## Task:
Write out every entry in full. Leave nothing out.

## Material for the task:
==*==

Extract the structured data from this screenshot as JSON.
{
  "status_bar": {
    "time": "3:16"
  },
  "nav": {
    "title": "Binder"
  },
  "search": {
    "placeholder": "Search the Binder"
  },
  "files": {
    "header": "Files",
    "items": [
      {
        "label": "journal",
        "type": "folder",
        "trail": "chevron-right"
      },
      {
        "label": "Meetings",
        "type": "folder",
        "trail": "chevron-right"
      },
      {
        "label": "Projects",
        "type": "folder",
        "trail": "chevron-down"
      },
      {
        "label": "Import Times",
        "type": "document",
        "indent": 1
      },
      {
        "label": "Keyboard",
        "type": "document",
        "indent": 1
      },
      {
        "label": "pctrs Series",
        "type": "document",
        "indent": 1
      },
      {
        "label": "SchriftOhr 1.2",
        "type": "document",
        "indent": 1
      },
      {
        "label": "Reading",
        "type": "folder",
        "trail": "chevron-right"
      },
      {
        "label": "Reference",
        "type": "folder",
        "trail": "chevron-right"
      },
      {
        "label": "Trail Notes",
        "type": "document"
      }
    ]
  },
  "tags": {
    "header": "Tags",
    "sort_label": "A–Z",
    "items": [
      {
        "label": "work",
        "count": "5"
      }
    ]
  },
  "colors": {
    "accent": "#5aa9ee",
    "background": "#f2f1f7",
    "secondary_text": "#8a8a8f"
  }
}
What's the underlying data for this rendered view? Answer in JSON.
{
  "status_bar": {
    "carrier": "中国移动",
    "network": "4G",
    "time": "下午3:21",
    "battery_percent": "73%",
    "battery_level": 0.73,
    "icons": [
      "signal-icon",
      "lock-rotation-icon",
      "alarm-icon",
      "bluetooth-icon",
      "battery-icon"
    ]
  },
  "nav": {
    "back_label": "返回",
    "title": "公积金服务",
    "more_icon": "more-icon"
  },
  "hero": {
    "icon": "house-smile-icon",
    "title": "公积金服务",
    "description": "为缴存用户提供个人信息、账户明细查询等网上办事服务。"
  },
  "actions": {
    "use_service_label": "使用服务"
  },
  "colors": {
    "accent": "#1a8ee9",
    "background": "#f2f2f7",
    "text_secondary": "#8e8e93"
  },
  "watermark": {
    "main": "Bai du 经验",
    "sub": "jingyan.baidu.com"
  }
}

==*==

## The completed task:
Extract the structured data from this screenshot as JSON.
{
  "status_bar": {
    "time": "3:16"
  },
  "nav": {
    "title": "Binder"
  },
  "search": {
    "placeholder": "Search the Binder"
  },
  "files": {
    "header": "Files",
    "items": [
      {
        "label": "journal",
        "type": "folder",
        "trail": "chevron-right"
      },
      {
        "label": "Meetings",
        "type": "folder",
        "trail": "chevron-right"
      },
      {
        "label": "Projects",
        "type": "folder",
        "trail": "chevron-down"
      },
      {
        "label": "Import Times",
        "type": "document",
        "indent": 1
      },
      {
        "label": "Keyboard",
        "type": "document",
        "indent": 1
      },
      {
        "label": "pctrs Series",
        "type": "document",
        "indent": 1
      },
      {
        "label": "SchriftOhr 1.2",
        "type": "document",
        "indent": 1
      },
      {
        "label": "Reading",
        "type": "folder",
        "trail": "chevron-right"
      },
      {
        "label": "Reference",
        "type": "folder",
        "trail": "chevron-right"
      },
      {
        "label": "Trail Notes",
        "type": "document"
      }
    ]
  },
  "tags": {
    "header": "Tags",
    "sort_label": "A–Z",
    "items": [
      {
        "label": "work",
        "count": "5"
      }
    ]
  },
  "colors": {
    "accent": "#5aa9ee",
    "background": "#f2f1f7",
    "secondary_text": "#8a8a8f"
  }
}
What's the underlying data for this rendered view? Answer in JSON.
{
  "status_bar": {
    "carrier": "中国移动",
    "network": "4G",
    "time": "下午3:21",
    "battery_percent": "73%",
    "battery_level": 0.73,
    "icons": [
      "signal-icon",
      "lock-rotation-icon",
      "alarm-icon",
      "bluetooth-icon",
      "battery-icon"
    ]
  },
  "nav": {
    "back_label": "返回",
    "title": "公积金服务",
    "more_icon": "more-icon"
  },
  "hero": {
    "icon": "house-smile-icon",
    "title": "公积金服务",
    "description": "为缴存用户提供个人信息、账户明细查询等网上办事服务。"
  },
  "actions": {
    "use_service_label": "使用服务"
  },
  "colors": {
    "accent": "#1a8ee9",
    "background": "#f2f2f7",
    "text_secondary": "#8e8e93"
  },
  "watermark": {
    "main": "Bai du 经验",
    "sub": "jingyan.baidu.com"
  }
}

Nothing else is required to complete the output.